Being your own boss, only doing work you really want to do, making your own schedule, and being free from the constraints of a creativity-draining cubicle -- these are the things freelancing dreams are made of. Certainly, there are some great perks to working freelance. Who wouldn't rather work from where they want, when they want, instead of punching a clock every day? But is freelancing for everyone?
There are some people who thrive in an office environment. For the rest of us, freelancing looks like an attractive proposition. Some people are better suited to freelancing than others.
Here are eight ways to tell if you're ready for the freelancing life.
You're organized and focused

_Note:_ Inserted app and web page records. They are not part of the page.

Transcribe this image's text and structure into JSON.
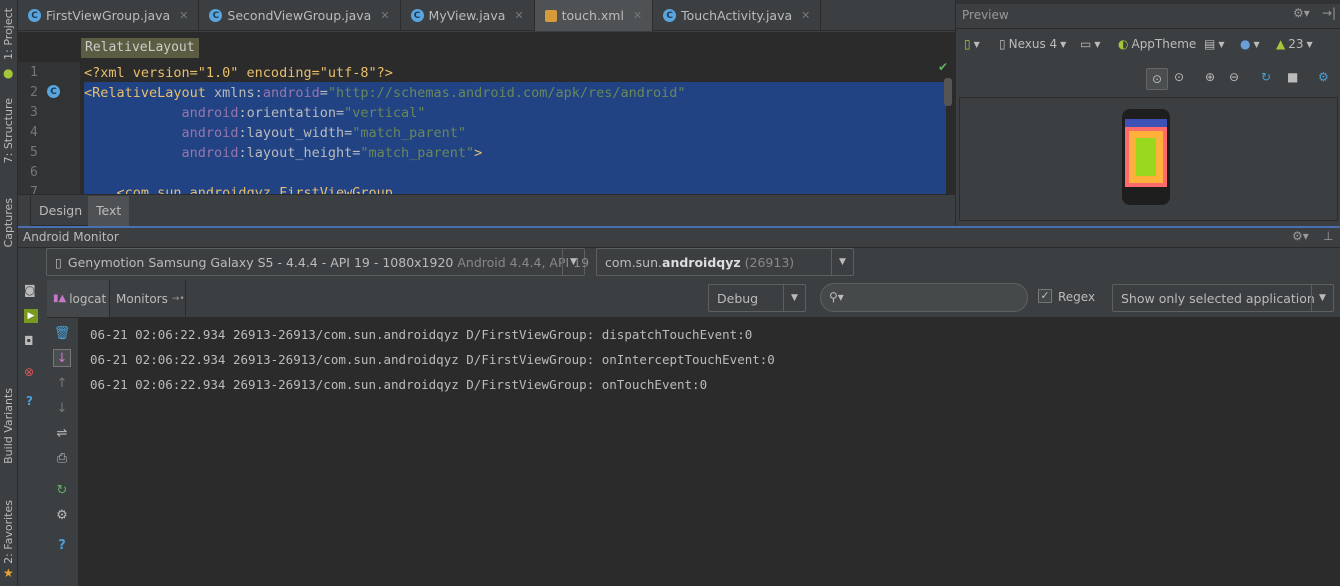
{
  "left_stripe": {
    "items": [
      "1: Project",
      "7: Structure",
      "Captures",
      "Build Variants",
      "2: Favorites"
    ]
  },
  "editor_tabs": [
    {
      "label": "FirstViewGroup.java",
      "icon": "class-icon",
      "active": false
    },
    {
      "label": "SecondViewGroup.java",
      "icon": "class-icon",
      "active": false
    },
    {
      "label": "MyView.java",
      "icon": "class-icon",
      "active": false
    },
    {
      "label": "touch.xml",
      "icon": "xml-file-icon",
      "active": true
    },
    {
      "label": "TouchActivity.java",
      "icon": "class-icon",
      "active": false
    }
  ],
  "editor": {
    "breadcrumb": "RelativeLayout",
    "line_numbers": [
      "1",
      "2",
      "3",
      "4",
      "5",
      "6",
      "7"
    ],
    "lines": {
      "l1": "<?xml version=\"1.0\" encoding=\"utf-8\"?>",
      "l2a": "<RelativeLayout ",
      "l2b": "xmlns:",
      "l2c": "android",
      "l2d": "=",
      "l2e": "\"http://schemas.android.com/apk/res/android\"",
      "indent": "            ",
      "ns": "android",
      "l3a": ":orientation=",
      "l3b": "\"vertical\"",
      "l4a": ":layout_width=",
      "l4b": "\"match_parent\"",
      "l5a": ":layout_height=",
      "l5b": "\"match_parent\"",
      "l5c": ">",
      "l7": "    <com.sun.androidqyz.FirstViewGroup"
    },
    "bottom_tabs": [
      "Design",
      "Text"
    ],
    "active_bottom_tab": "Text"
  },
  "preview": {
    "title": "Preview",
    "device": "Nexus 4",
    "theme": "AppTheme",
    "api": "23"
  },
  "monitor": {
    "title": "Android Monitor",
    "device_select": {
      "main": "Genymotion Samsung Galaxy S5 - 4.4.4 - API 19 - 1080x1920",
      "secondary": "Android 4.4.4, API 19"
    },
    "process_select": {
      "prefix": "com.sun.",
      "bold": "androidqyz",
      "pid": "(26913)"
    },
    "tabs": [
      "logcat",
      "Monitors"
    ],
    "level": "Debug",
    "search": "",
    "regex_label": "Regex",
    "regex_checked": true,
    "filter": "Show only selected application",
    "log_lines": [
      "06-21 02:06:22.934 26913-26913/com.sun.androidqyz D/FirstViewGroup: dispatchTouchEvent:0",
      "06-21 02:06:22.934 26913-26913/com.sun.androidqyz D/FirstViewGroup: onInterceptTouchEvent:0",
      "06-21 02:06:22.934 26913-26913/com.sun.androidqyz D/FirstViewGroup: onTouchEvent:0"
    ]
  },
  "colors": {
    "selection": "#214283",
    "editor_bg": "#2b2b2b",
    "panel_bg": "#3c3f41",
    "string": "#6a8759",
    "tag": "#e8bf6a",
    "namespace": "#9876aa"
  }
}
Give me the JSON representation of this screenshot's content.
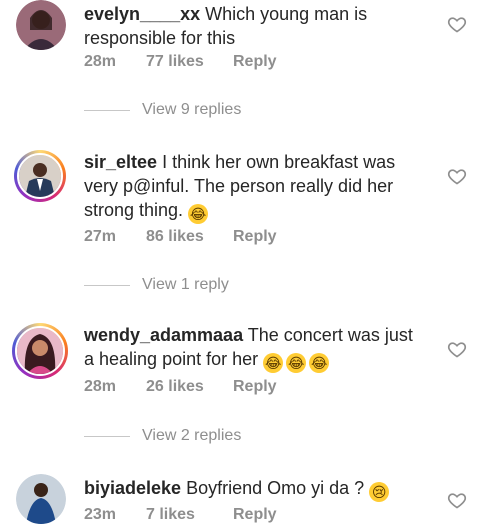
{
  "comments": [
    {
      "username": "evelyn____xx",
      "text": " Which young man is responsible for this",
      "time": "28m",
      "likes": "77 likes",
      "reply_label": "Reply",
      "view_replies": "View 9 replies"
    },
    {
      "username": "sir_eltee",
      "text": " I think her own breakfast was very p@inful. The person really did her strong thing. ",
      "time": "27m",
      "likes": "86 likes",
      "reply_label": "Reply",
      "view_replies": "View 1 reply"
    },
    {
      "username": "wendy_adammaaa",
      "text": " The concert was just a healing point for her ",
      "time": "28m",
      "likes": "26 likes",
      "reply_label": "Reply",
      "view_replies": "View 2 replies"
    },
    {
      "username": "biyiadeleke",
      "text": " Boyfriend Omo yi da ? ",
      "time": "23m",
      "likes": "7 likes",
      "reply_label": "Reply"
    }
  ],
  "emoji": {
    "laugh": "😂",
    "sad": "😢"
  },
  "colors": {
    "meta": "#8e8e8e",
    "story_ring": "#d62976"
  }
}
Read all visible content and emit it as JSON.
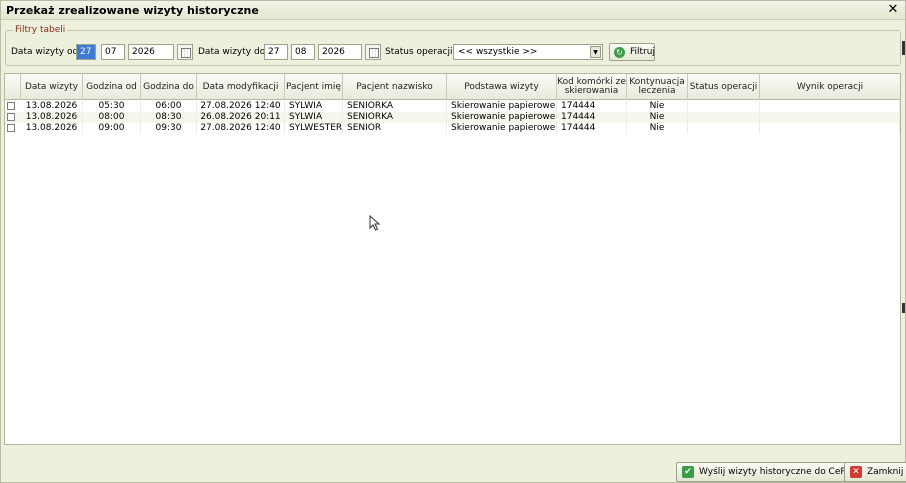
{
  "window": {
    "title": "Przekaż zrealizowane wizyty historyczne",
    "close_glyph": "✕"
  },
  "filters": {
    "legend": "Filtry tabeli",
    "from_label": "Data wizyty od",
    "from_day": "27",
    "from_month": "07",
    "from_year": "2026",
    "to_label": "Data wizyty do",
    "to_day": "27",
    "to_month": "08",
    "to_year": "2026",
    "status_label": "Status operacji",
    "status_value": "<< wszystkie >>",
    "filter_button": "Filtruj",
    "calendar_icon": "calendar-icon",
    "refresh_icon": "refresh-icon"
  },
  "table": {
    "columns": [
      "Data wizyty",
      "Godzina od",
      "Godzina do",
      "Data modyfikacji",
      "Pacjent imię",
      "Pacjent nazwisko",
      "Podstawa wizyty",
      "Kod komórki ze skierowania",
      "Kontynuacja leczenia",
      "Status operacji",
      "Wynik operacji"
    ],
    "rows": [
      [
        "13.08.2026",
        "05:30",
        "06:00",
        "27.08.2026 12:40",
        "SYLWIA",
        "SENIORKA",
        "Skierowanie papierowe",
        "174444",
        "Nie",
        "",
        ""
      ],
      [
        "13.08.2026",
        "08:00",
        "08:30",
        "26.08.2026 20:11",
        "SYLWIA",
        "SENIORKA",
        "Skierowanie papierowe",
        "174444",
        "Nie",
        "",
        ""
      ],
      [
        "13.08.2026",
        "09:00",
        "09:30",
        "27.08.2026 12:40",
        "SYLWESTER",
        "SENIOR",
        "Skierowanie papierowe",
        "174444",
        "Nie",
        "",
        ""
      ]
    ]
  },
  "footer": {
    "send_button": "Wyślij wizyty historyczne do CeR",
    "send_icon": "checkmark-icon",
    "close_button": "Zamknij",
    "close_icon": "close-icon"
  },
  "colors": {
    "window_bg": "#eef0de",
    "legend_text": "#8a2a10",
    "selected_input": "#3d7bd6",
    "accent_green": "#3a9c46",
    "accent_red": "#d23a2e"
  }
}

Of course you need to be organized and focused, regardless of whether you freelance or work for someone else. But the organization and focus of freelancing is unique because it's internally driven. You won't receive direction from your boss on what to prioritize or even a kick in the pants when you need it. Joanne Cleaver, career expert and author of the book "The Career Lattice," explains, "You have to know what's important and what's just urgent. It is imperative to break down big projects to incremental milestones so that you are always making progress. You can't control your clients, but you can respond according to the actual importance of their inquiries, not to just the emotional urgency (read: panic)."
You're willing to get, or already have, basic business skills
Cleaver suggests freelancers get some basic business skills. You'll need to understand tax rules for the self employed, which includes knowing your tax rate and when to pay your quarterly taxes. You'll need to know how you want to set up your business -- will you receive 1099 forms from your clients at the end of the year? There are ways the self-employed can minimize their tax liability via deductions, but you'll need to understand just how to do this. You will need a reliable system for billing clients for work you've done and be able to follow up if you're not paid at the agreed-upon time. Because freelance wages can vary, you'll also need the ability to manage your finances to account for busy months and slow months. You should also have the ability to get your own health insurance.
You understand the importance of your personal brand
Eventually, the work may come to you, but at least initially, you may need to put yourself out there to snag some freelance gigs. The best way to put yourself out there, without a doubt, is to engage in social media and do it frequently. If you're not already, you'll need to become familiar with Twitter and other social media tools so you can promote yourself and your work.
You are self motivated
It's great to be able to go out and find jobs and clients, but then you've got to be able to sit down and do the work. You also need to be able to ignore the multitude of distractions that will come your way as a freelancer. If your job requires you to be online, for example, you'll need to be able to resist YouTube, Facebook and other Internet distractions. Working from home can also be rife with home distractions (the dog needs walking, the laundry needs doing, etc.), so you need to be able to resist those as well.
You have a place and the ability to create a professional work environment
Having a healthy work-life balance applies to freelancers as well. Successful freelancers are able to keep boundaries between work and home. Just as you need to have the self motivation to get the work done, you need to have the control to be able to shut work down. You should have a place conducive to getting work done, whether it be in a home office, a space you rent or the corner coffee shop. It helps being able to physically remove yourself from your work environment when you're done working.
Be a great communicator
Keep good lines of communication with your clients. Email is great for doing this, but don't be afraid to pick up the phone to speak to clients in p
kerson. Cleaver says it's also important to invest in relationships and keep in contact with former clients. "I've gotten two calls from former clients who have moved on to new jobs and who want immediate proposals for big projects from me," She says. "It costs nothing to stay in touch, and you never know when a yesterday's happy client turns into today's new opportunity."
Disregard freelance myths
Don't work in your pajamas. Get up, get dressed, and get to work. Cleaver also cautions against buying into the myth that you work for yourself as a freelancer. "When you go freelance, you trade one boss for a bunch of bosses. They're called clients," she says. "You don't work for yourself, so don't think you do. That's not to say your clients own you. You must manage them. But you also work for them."
Freelance can offer the best of all working worlds to those who are suited to it. Even if you may not quite be ready to strike out on your own, developing the attributes that make a good freelancer may give you the confidence you need to eventually embark on a freelance career.
Kristin Marino writes about education and careers for several websites, including OnlineDegrees.com.